— Work request —
Among the entries that follow, find every line with the word "Ajustes" and list it.

— Supplied data —
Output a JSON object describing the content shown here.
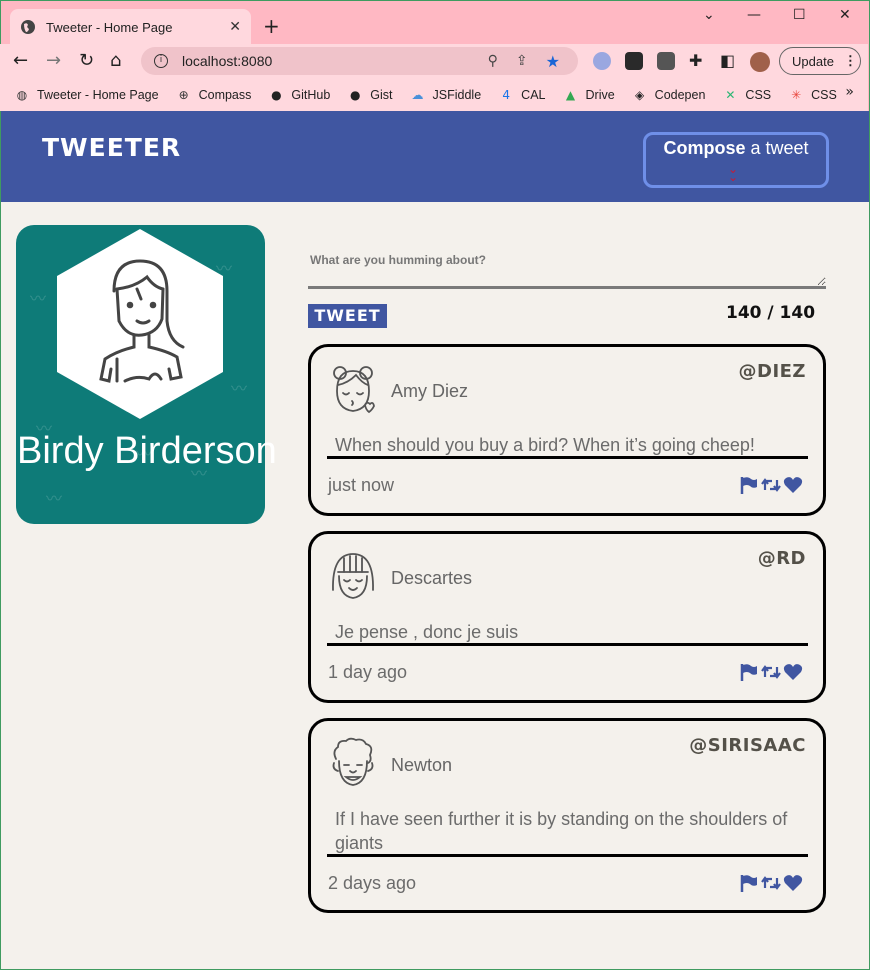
{
  "browser": {
    "tab_title": "Tweeter - Home Page",
    "tab_close": "✕",
    "new_tab": "+",
    "url": "localhost:8080",
    "update_label": "Update",
    "bookmarks": [
      {
        "label": "Tweeter - Home Page",
        "icon": "globe-icon",
        "color": "#333333"
      },
      {
        "label": "Compass",
        "icon": "compass-icon",
        "color": "#333333"
      },
      {
        "label": "GitHub",
        "icon": "github-icon",
        "color": "#222222"
      },
      {
        "label": "Gist",
        "icon": "github-icon",
        "color": "#222222"
      },
      {
        "label": "JSFiddle",
        "icon": "jsfiddle-icon",
        "color": "#4a90d9"
      },
      {
        "label": "CAL",
        "icon": "calendar-icon",
        "color": "#1a73e8"
      },
      {
        "label": "Drive",
        "icon": "drive-icon",
        "color": "#34a853"
      },
      {
        "label": "Codepen",
        "icon": "codepen-icon",
        "color": "#222222"
      },
      {
        "label": "CSS",
        "icon": "css-x-icon",
        "color": "#2bb673"
      },
      {
        "label": "CSS",
        "icon": "css-star-icon",
        "color": "#e8453c"
      }
    ]
  },
  "nav": {
    "brand": "TWEETER",
    "compose_bold": "Compose",
    "compose_rest": " a tweet",
    "accent": "#4056a1",
    "chevron_color": "#c21d3a"
  },
  "profile": {
    "name": "Birdy Birderson",
    "bg_color": "#0e7b78"
  },
  "composer": {
    "prompt": "What are you humming about?",
    "button_label": "TWEET",
    "counter": "140 / 140"
  },
  "tweets": [
    {
      "name": "Amy Diez",
      "handle": "@DIEZ",
      "content": "When should you buy a bird? When it’s going cheep!",
      "time": "just now",
      "avatar": "girl-pigtails-avatar-icon"
    },
    {
      "name": "Descartes",
      "handle": "@RD",
      "content": "Je pense , donc je suis",
      "time": "1 day ago",
      "avatar": "girl-bangs-avatar-icon"
    },
    {
      "name": "Newton",
      "handle": "@SIRISAAC",
      "content": "If I have seen further it is by standing on the shoulders of giants",
      "time": "2 days ago",
      "avatar": "curly-man-avatar-icon"
    }
  ],
  "icons": {
    "flag": "flag-icon",
    "retweet": "retweet-icon",
    "heart": "heart-icon",
    "icon_color": "#4056a1"
  }
}
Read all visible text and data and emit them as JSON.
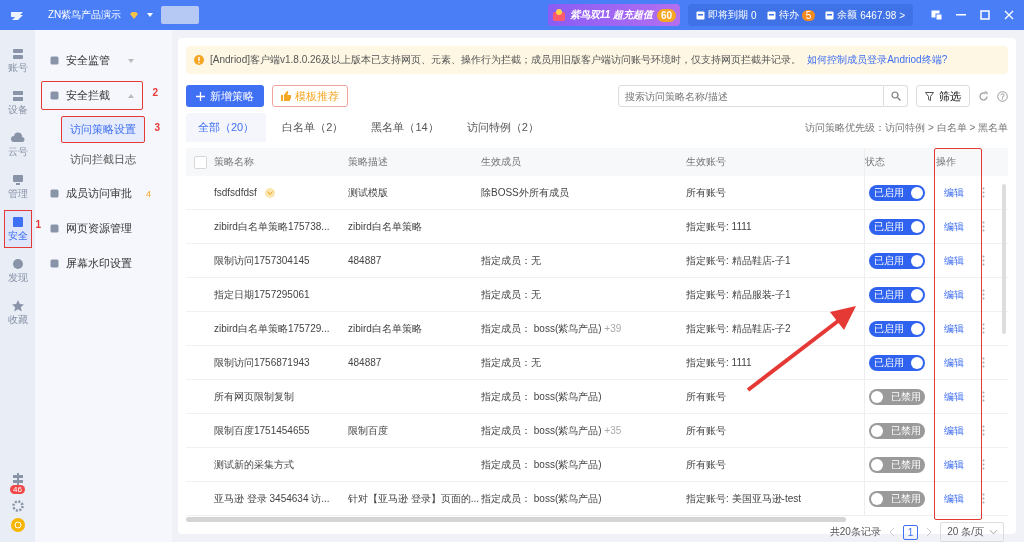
{
  "topbar": {
    "workspace": "ZN紫鸟产品演示",
    "promo": {
      "text": "紫鸟双11 超充超值",
      "badge": "60"
    },
    "stats": [
      {
        "label": "即将到期",
        "value": "0",
        "kind": "plain"
      },
      {
        "label": "待办",
        "value": "5",
        "kind": "badge"
      },
      {
        "label": "余额",
        "value": "6467.98 >",
        "kind": "plain"
      }
    ]
  },
  "rail": {
    "items": [
      {
        "label": "账号",
        "selected": false
      },
      {
        "label": "设备",
        "selected": false
      },
      {
        "label": "云号",
        "selected": false
      },
      {
        "label": "管理",
        "selected": false
      },
      {
        "label": "安全",
        "selected": true,
        "annotation": "1"
      },
      {
        "label": "发现",
        "selected": false
      },
      {
        "label": "收藏",
        "selected": false
      }
    ],
    "notification_count": "46"
  },
  "subnav": {
    "items": [
      {
        "label": "安全监管",
        "expanded": false
      },
      {
        "label": "安全拦截",
        "expanded": true,
        "annotation": "2",
        "children": [
          {
            "label": "访问策略设置",
            "selected": true,
            "annotation": "3"
          },
          {
            "label": "访问拦截日志",
            "selected": false
          }
        ]
      },
      {
        "label": "成员访问审批",
        "badge": "4"
      },
      {
        "label": "网页资源管理"
      },
      {
        "label": "屏幕水印设置"
      }
    ]
  },
  "notice": {
    "text": "[Andriod]客户端v1.8.0.26及以上版本已支持网页、元素、操作行为拦截；成员用旧版客户端访问账号环境时，仅支持网页拦截并记录。",
    "link": "如何控制成员登录Andriod终端?"
  },
  "toolbar": {
    "add_button": "新增策略",
    "template_button": "模板推荐",
    "search": {
      "placeholder": "搜索访问策略名称/描述"
    },
    "filter_button": "筛选"
  },
  "tabs": [
    {
      "label": "全部（20）",
      "selected": true
    },
    {
      "label": "白名单（2）",
      "selected": false
    },
    {
      "label": "黑名单（14）",
      "selected": false
    },
    {
      "label": "访问特例（2）",
      "selected": false
    }
  ],
  "priority_note": "访问策略优先级：访问特例 > 白名单 > 黑名单",
  "table": {
    "columns": [
      "策略名称",
      "策略描述",
      "生效成员",
      "生效账号",
      "状态",
      "操作"
    ],
    "operations_highlighted": true,
    "all_selected": false,
    "rows": [
      {
        "name": "fsdfsdfdsf",
        "vip": true,
        "description": "测试模版",
        "members": "除BOSS外所有成员",
        "accounts": "所有账号",
        "enabled": true,
        "status_label": "已启用",
        "action": "编辑"
      },
      {
        "name": "zibird白名单策略175738...",
        "description": "zibird白名单策略",
        "members": "",
        "accounts": "指定账号: 1111",
        "enabled": true,
        "status_label": "已启用",
        "action": "编辑"
      },
      {
        "name": "限制访问1757304145",
        "description": "484887",
        "members": "指定成员：无",
        "accounts": "指定账号: 精品鞋店-子1",
        "enabled": true,
        "status_label": "已启用",
        "action": "编辑"
      },
      {
        "name": "指定日期1757295061",
        "description": "",
        "members": "指定成员：无",
        "accounts": "指定账号: 精品服装-子1",
        "enabled": true,
        "status_label": "已启用",
        "action": "编辑"
      },
      {
        "name": "zibird白名单策略175729...",
        "description": "zibird白名单策略",
        "members": "指定成员： boss(紫鸟产品)",
        "more": "+39",
        "accounts": "指定账号: 精品鞋店-子2",
        "enabled": true,
        "status_label": "已启用",
        "action": "编辑"
      },
      {
        "name": "限制访问1756871943",
        "description": "484887",
        "members": "指定成员：无",
        "accounts": "指定账号: 1111",
        "enabled": true,
        "status_label": "已启用",
        "action": "编辑"
      },
      {
        "name": "所有网页限制复制",
        "description": "",
        "members": "指定成员： boss(紫鸟产品)",
        "accounts": "所有账号",
        "enabled": false,
        "status_label": "已禁用",
        "action": "编辑"
      },
      {
        "name": "限制百度1751454655",
        "description": "限制百度",
        "members": "指定成员： boss(紫鸟产品)",
        "more": "+35",
        "accounts": "所有账号",
        "enabled": false,
        "status_label": "已禁用",
        "action": "编辑"
      },
      {
        "name": "测试新的采集方式",
        "description": "",
        "members": "指定成员： boss(紫鸟产品)",
        "accounts": "所有账号",
        "enabled": false,
        "status_label": "已禁用",
        "action": "编辑"
      },
      {
        "name": "亚马逊 登录 3454634 访...",
        "description": "针对【亚马逊 登录】页面的...",
        "members": "指定成员： boss(紫鸟产品)",
        "accounts": "指定账号: 美国亚马逊-test",
        "enabled": false,
        "status_label": "已禁用",
        "action": "编辑"
      }
    ]
  },
  "pagination": {
    "total": "共20条记录",
    "pages": [
      {
        "label": "1",
        "selected": true
      }
    ],
    "page_size": "20 条/页"
  },
  "annotation_arrow": true
}
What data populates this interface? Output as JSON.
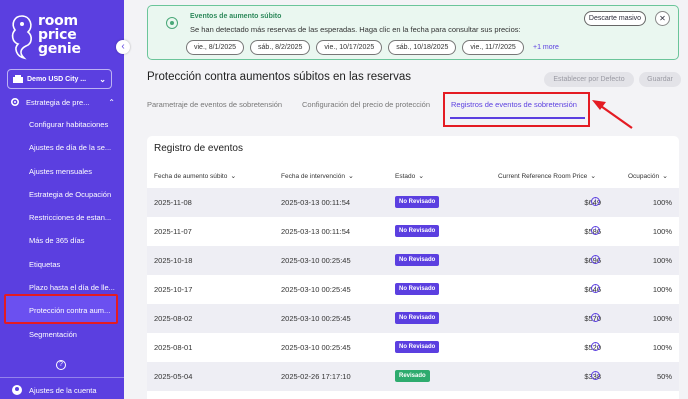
{
  "brand": {
    "logo_text": [
      "room",
      "price",
      "genie"
    ],
    "accent": "#5b3fe0",
    "highlight": "#e41b23"
  },
  "sidebar": {
    "hotel": "Demo USD City ...",
    "parent": "Estrategia de pre...",
    "items": [
      "Configurar habitaciones",
      "Ajustes de día de la se...",
      "Ajustes mensuales",
      "Estrategia de Ocupación",
      "Restricciones de estan...",
      "Más de 365 días",
      "Etiquetas",
      "Plazo hasta el día de lle...",
      "Protección contra aum...",
      "Segmentación"
    ],
    "help": "?",
    "account": "Ajustes de la cuenta"
  },
  "alert": {
    "title": "Eventos de aumento súbito",
    "text": "Se han detectado más reservas de las esperadas. Haga clic en la fecha para consultar sus precios:",
    "dates": [
      "vie., 8/1/2025",
      "sáb., 8/2/2025",
      "vie., 10/17/2025",
      "sáb., 10/18/2025",
      "vie., 11/7/2025"
    ],
    "more": "+1 more",
    "dismiss": "Descarte masivo",
    "close": "✕"
  },
  "header": {
    "title": "Protección contra aumentos súbitos en las reservas",
    "default_btn": "Establecer por Defecto",
    "save_btn": "Guardar"
  },
  "tabs": [
    "Parametraje de eventos de sobretensión",
    "Configuración del precio de protección",
    "Registros de eventos de sobretensión"
  ],
  "table": {
    "title": "Registro de eventos",
    "columns": [
      "Fecha de aumento súbito",
      "Fecha de intervención",
      "Estado",
      "Current Reference Room Price",
      "Ocupación"
    ],
    "rows": [
      {
        "surge": "2025-11-08",
        "intervention": "2025-03-13 00:11:54",
        "status": "No Revisado",
        "price": "$649",
        "occupancy": "100%"
      },
      {
        "surge": "2025-11-07",
        "intervention": "2025-03-13 00:11:54",
        "status": "No Revisado",
        "price": "$586",
        "occupancy": "100%"
      },
      {
        "surge": "2025-10-18",
        "intervention": "2025-03-10 00:25:45",
        "status": "No Revisado",
        "price": "$696",
        "occupancy": "100%"
      },
      {
        "surge": "2025-10-17",
        "intervention": "2025-03-10 00:25:45",
        "status": "No Revisado",
        "price": "$646",
        "occupancy": "100%"
      },
      {
        "surge": "2025-08-02",
        "intervention": "2025-03-10 00:25:45",
        "status": "No Revisado",
        "price": "$570",
        "occupancy": "100%"
      },
      {
        "surge": "2025-08-01",
        "intervention": "2025-03-10 00:25:45",
        "status": "No Revisado",
        "price": "$520",
        "occupancy": "100%"
      },
      {
        "surge": "2025-05-04",
        "intervention": "2025-02-26 17:17:10",
        "status": "Revisado",
        "price": "$338",
        "occupancy": "50%"
      }
    ]
  }
}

— Exercise response —
      "Ajustes de día de la se...",
      "Ajustes mensuales",
    "account": "Ajustes de la cuenta"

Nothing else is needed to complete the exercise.